**PROBLEM STATEMENT:**
The entries are to be repeated in full, without any change.

<<<<

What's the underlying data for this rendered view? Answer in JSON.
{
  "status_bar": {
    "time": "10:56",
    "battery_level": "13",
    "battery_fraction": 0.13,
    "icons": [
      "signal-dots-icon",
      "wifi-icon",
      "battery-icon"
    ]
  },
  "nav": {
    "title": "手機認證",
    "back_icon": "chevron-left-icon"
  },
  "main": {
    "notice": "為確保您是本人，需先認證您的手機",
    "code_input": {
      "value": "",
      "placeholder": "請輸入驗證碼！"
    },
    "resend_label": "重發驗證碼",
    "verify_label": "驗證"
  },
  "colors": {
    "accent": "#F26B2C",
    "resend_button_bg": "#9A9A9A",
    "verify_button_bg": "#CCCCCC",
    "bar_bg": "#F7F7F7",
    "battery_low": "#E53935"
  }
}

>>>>

**ANSWER BELOW:**
What's the underlying data for this rendered view? Answer in JSON.
{
  "status_bar": {
    "time": "10:56",
    "battery_level": "13",
    "battery_fraction": 0.13,
    "icons": [
      "signal-dots-icon",
      "wifi-icon",
      "battery-icon"
    ]
  },
  "nav": {
    "title": "手機認證",
    "back_icon": "chevron-left-icon"
  },
  "main": {
    "notice": "為確保您是本人，需先認證您的手機",
    "code_input": {
      "value": "",
      "placeholder": "請輸入驗證碼！"
    },
    "resend_label": "重發驗證碼",
    "verify_label": "驗證"
  },
  "colors": {
    "accent": "#F26B2C",
    "resend_button_bg": "#9A9A9A",
    "verify_button_bg": "#CCCCCC",
    "bar_bg": "#F7F7F7",
    "battery_low": "#E53935"
  }
}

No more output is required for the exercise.